Adrienne: That’s right—and with an appropriate weight for each, they can all practice the same basic movement patterns.
Nick: Yes and it’s kind of freaky how hard we can make kettlebell training—we’re not sure if it’s even possible to max out one’s potential. At the same time, kettlebell training can be regressed to beginner movements. We’ve even seen Prof. Stuart McGill, back surgeon Dr. Roth and Milwaukee RKC attendees Dr. Jon Duris and Dr. Christina Ronchetti trust the kettlebell with their patients. Kettlebells can work with a full spectrum of people and that’s why I think it’s important to host and be part of the RKC community.
Adrienne: The recent RKC workshop you hosted was taught by Master RKC Phil Ross. I had the pleasure of recertifying for my RKC-II with him last year. He brings so many useful cues from his experience in martial arts and as a highly experienced teacher. Did you learn anything particularly unique from Phil this time?
Nick: Absolutely! I liked a lot of the old school stuff that he taught. He went over a lot of really applicable and functional drills with kettlebells—things that people can start using in their own training and with their clients immediately. I had forgotten about some of the ideas and also learned some cool new ways to use kettlebells.
He brought so much to the table—I think it came from so many years of actively working in the fitness industry and his experience as a fighter. He’d also experienced debilitating injuries in the past, has healed and worked himself out of it. I think that experience has lead to a whole lot of learning.
Adrienne: Even though you’re an RKC-II and a Team Leader, did you learn anything completely new at the recent RKC Workshop you hosted?
Nick: We went over some RKC armbar variations I hadn’t done before. Phil had everyone moving quickly in them, but with the number one safety rule: maintaining the wedge. We started on our backs with both legs still straight with heels flexed to get ready to move into the arm bar position. We were to keep the toe pointing towards our faces the whole time on the foot on the same side as the kettlebell. That leg then raises up and all the way across the body. Every time that leg moves though, your shoulders are packed, you’re pressing your lower back into the ground—and the same is true when you come out of it too.
Personally, as someone born with a congenital spinal defect (and I’ve avoided surgery) I’m cautious but open-minded about ways to safely strengthen my core. After that exercise, I felt like my whole body was put together really well. Normally twisting exercises with weight seem like we’re begging for injury, but because of the emphasis on the wedge and tension—even while moving quickly with it—everyone agreed they felt really good afterwards. I get something new every time!
Video and Photography by NickNikPhotography
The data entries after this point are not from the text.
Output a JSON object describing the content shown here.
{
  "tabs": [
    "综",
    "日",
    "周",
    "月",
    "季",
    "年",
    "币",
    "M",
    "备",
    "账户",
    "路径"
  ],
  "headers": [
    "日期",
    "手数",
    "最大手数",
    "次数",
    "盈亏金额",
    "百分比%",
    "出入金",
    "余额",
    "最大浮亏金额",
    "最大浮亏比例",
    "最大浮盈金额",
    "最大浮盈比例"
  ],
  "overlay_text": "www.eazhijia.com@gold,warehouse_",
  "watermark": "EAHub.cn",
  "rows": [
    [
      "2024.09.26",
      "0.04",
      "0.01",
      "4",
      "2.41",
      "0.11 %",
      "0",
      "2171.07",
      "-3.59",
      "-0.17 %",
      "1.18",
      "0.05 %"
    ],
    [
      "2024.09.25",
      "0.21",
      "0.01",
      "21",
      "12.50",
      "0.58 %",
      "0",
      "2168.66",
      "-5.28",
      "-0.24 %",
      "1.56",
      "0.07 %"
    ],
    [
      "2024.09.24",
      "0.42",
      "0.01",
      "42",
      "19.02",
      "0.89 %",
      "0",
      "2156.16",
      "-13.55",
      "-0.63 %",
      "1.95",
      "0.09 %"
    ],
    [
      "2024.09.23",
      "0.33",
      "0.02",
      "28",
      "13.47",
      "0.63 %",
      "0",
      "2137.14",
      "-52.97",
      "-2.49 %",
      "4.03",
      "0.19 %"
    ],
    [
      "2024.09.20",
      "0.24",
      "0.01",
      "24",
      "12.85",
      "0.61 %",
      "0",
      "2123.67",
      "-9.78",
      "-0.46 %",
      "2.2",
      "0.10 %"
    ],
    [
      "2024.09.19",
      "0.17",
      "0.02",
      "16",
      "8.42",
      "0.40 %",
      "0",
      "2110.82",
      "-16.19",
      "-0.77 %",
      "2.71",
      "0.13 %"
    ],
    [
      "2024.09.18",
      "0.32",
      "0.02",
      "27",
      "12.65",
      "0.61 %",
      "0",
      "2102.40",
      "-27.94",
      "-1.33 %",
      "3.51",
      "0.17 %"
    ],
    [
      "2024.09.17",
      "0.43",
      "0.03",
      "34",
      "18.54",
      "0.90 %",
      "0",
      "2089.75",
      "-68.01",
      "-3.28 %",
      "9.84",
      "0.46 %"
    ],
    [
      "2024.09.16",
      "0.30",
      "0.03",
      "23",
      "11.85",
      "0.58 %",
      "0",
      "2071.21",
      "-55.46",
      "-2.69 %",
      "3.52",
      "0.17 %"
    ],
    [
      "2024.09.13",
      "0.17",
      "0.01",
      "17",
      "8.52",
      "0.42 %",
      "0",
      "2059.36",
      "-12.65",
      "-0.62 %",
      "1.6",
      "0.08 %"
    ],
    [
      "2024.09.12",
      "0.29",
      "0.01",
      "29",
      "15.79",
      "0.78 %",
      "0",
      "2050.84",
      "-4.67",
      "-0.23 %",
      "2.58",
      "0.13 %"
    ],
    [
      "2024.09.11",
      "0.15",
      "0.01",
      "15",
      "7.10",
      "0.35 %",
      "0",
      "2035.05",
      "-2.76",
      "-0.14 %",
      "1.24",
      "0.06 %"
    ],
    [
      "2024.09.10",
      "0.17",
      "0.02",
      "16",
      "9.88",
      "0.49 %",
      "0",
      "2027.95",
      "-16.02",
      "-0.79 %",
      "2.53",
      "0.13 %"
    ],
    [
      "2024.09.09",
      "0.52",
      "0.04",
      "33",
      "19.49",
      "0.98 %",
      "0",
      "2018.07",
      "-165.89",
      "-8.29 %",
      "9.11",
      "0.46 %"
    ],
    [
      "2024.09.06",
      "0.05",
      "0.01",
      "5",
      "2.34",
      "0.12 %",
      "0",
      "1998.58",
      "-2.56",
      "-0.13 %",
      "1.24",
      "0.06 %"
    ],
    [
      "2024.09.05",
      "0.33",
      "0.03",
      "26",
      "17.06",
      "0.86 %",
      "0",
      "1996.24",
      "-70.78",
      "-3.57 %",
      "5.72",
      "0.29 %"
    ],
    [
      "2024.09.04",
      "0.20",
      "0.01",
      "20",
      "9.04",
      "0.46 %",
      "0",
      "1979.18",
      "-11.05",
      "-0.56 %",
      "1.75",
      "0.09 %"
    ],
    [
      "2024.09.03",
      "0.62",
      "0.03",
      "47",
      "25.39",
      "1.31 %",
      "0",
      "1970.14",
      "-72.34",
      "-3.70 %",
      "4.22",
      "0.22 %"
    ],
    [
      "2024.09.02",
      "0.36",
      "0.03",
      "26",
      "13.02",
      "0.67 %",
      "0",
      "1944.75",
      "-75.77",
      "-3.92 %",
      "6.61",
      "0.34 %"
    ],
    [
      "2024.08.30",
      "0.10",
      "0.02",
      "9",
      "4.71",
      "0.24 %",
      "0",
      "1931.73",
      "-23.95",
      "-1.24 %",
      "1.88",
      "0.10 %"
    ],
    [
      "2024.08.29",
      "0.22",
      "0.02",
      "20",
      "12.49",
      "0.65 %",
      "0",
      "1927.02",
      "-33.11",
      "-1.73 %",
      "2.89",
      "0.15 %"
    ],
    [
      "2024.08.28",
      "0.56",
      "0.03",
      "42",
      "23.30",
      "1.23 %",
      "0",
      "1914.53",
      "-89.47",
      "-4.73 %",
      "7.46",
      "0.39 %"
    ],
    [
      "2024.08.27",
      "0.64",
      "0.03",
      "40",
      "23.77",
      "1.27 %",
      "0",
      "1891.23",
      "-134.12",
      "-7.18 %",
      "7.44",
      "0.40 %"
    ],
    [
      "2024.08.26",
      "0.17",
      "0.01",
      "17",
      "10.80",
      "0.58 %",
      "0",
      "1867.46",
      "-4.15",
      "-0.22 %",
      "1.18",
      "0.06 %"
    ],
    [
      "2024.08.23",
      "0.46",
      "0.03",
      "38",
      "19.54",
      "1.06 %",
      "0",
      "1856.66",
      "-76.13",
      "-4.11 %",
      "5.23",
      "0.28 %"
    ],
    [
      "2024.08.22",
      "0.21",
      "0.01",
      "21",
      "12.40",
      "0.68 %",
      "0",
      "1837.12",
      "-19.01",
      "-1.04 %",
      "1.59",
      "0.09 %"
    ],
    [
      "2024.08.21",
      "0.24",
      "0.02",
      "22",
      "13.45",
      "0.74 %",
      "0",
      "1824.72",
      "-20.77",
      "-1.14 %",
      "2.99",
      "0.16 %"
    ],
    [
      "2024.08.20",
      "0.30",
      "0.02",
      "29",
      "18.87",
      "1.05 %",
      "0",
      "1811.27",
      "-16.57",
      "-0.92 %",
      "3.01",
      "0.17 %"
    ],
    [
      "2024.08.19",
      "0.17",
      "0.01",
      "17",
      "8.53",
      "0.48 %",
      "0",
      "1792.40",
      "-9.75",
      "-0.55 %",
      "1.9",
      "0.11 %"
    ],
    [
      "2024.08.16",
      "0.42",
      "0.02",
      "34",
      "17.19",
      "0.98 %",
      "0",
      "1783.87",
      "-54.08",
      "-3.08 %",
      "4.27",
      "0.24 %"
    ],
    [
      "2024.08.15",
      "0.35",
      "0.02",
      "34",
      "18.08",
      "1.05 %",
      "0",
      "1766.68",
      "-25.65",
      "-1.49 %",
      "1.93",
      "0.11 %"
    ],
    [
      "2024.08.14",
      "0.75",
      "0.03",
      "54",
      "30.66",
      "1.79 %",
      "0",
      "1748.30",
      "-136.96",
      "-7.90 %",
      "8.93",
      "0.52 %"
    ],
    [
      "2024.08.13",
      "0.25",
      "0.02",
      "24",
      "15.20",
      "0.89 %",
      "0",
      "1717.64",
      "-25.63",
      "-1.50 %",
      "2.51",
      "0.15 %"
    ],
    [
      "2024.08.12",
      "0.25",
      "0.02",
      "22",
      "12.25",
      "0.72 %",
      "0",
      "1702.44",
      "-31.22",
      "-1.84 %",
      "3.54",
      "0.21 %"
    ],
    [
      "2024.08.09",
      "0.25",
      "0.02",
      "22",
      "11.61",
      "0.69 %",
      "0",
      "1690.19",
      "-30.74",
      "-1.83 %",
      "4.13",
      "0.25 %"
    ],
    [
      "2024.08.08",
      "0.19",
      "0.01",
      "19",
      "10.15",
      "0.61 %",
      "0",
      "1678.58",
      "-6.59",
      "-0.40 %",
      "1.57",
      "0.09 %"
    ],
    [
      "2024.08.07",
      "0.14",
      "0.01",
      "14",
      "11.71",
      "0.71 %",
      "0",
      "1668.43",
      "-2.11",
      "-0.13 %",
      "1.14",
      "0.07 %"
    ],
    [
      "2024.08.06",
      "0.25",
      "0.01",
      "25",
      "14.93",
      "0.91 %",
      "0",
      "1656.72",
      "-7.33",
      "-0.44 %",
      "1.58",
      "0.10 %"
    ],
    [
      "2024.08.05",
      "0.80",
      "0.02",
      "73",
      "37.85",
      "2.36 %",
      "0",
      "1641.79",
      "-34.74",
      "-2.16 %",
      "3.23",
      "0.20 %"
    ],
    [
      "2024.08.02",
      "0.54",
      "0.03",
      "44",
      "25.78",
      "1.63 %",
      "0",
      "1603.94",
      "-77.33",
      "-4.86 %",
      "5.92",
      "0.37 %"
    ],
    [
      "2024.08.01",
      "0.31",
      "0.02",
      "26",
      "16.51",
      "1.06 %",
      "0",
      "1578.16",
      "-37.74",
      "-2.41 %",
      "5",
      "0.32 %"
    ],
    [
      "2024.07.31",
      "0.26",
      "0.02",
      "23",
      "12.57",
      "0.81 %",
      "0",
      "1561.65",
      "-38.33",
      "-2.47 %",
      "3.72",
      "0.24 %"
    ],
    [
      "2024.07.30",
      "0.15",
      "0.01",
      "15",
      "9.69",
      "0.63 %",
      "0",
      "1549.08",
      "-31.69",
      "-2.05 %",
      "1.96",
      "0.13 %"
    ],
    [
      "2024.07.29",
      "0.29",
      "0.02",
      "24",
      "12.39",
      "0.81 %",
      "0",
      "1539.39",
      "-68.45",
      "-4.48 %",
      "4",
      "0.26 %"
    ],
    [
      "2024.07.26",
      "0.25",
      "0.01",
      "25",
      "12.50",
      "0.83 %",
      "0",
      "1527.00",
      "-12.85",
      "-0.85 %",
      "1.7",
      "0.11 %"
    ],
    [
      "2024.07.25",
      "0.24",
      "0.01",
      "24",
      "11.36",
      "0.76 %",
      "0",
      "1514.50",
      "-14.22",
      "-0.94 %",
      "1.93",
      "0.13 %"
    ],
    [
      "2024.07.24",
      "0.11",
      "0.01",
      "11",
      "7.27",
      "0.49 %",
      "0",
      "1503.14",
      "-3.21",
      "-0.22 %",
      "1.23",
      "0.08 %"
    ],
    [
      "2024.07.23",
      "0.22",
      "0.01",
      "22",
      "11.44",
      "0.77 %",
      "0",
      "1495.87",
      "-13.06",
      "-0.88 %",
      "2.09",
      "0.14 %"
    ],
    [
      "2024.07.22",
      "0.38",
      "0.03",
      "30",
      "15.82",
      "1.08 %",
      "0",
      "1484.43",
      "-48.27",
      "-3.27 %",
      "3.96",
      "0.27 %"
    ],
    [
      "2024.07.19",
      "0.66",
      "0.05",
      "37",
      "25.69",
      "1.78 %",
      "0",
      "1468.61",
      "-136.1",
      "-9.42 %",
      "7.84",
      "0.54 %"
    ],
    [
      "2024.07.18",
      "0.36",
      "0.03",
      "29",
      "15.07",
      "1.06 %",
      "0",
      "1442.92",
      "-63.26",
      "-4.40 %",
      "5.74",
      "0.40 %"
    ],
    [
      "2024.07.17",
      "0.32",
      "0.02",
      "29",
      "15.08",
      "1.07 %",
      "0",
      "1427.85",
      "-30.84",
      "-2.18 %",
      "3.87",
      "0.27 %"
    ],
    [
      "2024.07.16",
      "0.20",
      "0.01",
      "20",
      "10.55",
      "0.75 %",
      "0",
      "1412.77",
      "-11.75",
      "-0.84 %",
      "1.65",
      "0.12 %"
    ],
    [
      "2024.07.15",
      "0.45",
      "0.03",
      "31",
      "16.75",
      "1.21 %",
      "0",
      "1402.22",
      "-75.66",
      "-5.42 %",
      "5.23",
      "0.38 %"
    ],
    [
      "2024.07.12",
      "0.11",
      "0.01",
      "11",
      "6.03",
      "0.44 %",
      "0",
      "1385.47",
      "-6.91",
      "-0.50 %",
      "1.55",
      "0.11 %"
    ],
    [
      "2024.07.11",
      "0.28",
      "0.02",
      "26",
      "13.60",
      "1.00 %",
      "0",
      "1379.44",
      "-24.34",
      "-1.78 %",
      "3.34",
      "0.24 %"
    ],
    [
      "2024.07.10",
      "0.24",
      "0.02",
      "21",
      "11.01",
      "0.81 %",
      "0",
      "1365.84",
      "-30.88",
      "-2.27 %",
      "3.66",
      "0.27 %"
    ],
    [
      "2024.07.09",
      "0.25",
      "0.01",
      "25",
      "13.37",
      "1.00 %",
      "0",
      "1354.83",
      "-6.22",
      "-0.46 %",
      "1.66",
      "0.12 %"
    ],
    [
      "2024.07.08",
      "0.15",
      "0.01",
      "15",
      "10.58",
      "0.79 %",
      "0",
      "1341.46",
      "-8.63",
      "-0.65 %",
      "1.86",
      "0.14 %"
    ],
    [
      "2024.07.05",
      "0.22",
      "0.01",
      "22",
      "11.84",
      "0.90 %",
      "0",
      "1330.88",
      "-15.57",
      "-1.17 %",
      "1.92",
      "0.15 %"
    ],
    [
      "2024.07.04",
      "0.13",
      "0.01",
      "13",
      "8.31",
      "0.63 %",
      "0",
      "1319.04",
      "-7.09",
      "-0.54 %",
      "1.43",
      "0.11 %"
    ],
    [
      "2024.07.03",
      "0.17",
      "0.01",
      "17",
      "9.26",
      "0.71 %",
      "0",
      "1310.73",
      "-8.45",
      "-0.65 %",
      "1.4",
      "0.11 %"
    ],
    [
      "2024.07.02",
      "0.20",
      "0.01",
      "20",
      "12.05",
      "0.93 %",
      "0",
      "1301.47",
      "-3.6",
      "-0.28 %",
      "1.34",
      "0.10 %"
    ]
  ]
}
RKC Team Leader Nick Lynch is a Strength and Conditioning Coach at Milwaukee School of Engineering University (MSOE). He owns Superb Health Milwaukee, a kettlebell studio in Milwaukee, WI. He has 13 years of full-time training and coaching experience and a lifetime of wellness education. Nick lives in Milwaukee, WI with his wife Natalie and son Weston.
Adrienne Harvey is a Senior PCC, RKC-II, DVRT, CK-FMS, and author of the upcoming Dragon Door title, Eat Strong, Lift Strong, Move Strong: Proven Secrets for Strength, Power and Robust Energy. She has been RKC Certified since 2010, RKC Level 2 certified since 2011, and a core member of the PCC team. Adrienne loves sharing her knowledge with small groups and individuals.